## Website and app data records
··········

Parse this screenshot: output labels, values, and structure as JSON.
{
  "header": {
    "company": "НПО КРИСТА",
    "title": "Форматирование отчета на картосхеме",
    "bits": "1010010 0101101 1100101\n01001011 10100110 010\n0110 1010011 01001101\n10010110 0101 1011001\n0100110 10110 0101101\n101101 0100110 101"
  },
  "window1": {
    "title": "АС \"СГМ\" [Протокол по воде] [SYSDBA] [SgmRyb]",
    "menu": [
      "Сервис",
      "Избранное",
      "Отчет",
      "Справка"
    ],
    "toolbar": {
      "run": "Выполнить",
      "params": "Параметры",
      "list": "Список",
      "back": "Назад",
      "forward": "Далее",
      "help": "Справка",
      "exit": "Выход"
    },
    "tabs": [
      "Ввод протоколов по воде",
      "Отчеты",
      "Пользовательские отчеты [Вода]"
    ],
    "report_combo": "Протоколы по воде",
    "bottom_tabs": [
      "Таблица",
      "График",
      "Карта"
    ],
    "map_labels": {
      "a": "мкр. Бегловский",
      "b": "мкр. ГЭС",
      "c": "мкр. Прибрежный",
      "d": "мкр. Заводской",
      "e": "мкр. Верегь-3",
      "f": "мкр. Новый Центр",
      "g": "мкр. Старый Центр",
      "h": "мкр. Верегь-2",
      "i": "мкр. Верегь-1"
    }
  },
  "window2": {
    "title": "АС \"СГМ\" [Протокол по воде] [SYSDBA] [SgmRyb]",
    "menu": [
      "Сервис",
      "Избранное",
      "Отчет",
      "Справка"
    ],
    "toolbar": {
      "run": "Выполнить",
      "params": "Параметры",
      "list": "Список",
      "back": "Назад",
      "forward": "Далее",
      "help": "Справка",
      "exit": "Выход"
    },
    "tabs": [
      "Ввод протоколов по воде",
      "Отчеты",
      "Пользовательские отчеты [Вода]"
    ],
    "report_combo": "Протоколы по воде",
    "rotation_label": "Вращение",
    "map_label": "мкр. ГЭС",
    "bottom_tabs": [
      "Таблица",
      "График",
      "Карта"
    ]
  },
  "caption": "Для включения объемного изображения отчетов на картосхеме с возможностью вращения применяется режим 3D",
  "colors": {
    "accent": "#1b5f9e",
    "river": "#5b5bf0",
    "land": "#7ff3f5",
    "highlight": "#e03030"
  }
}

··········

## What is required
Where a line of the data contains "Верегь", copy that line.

## Written response
      "e": "мкр. Верегь-3",
      "h": "мкр. Верегь-2",
      "i": "мкр. Верегь-1"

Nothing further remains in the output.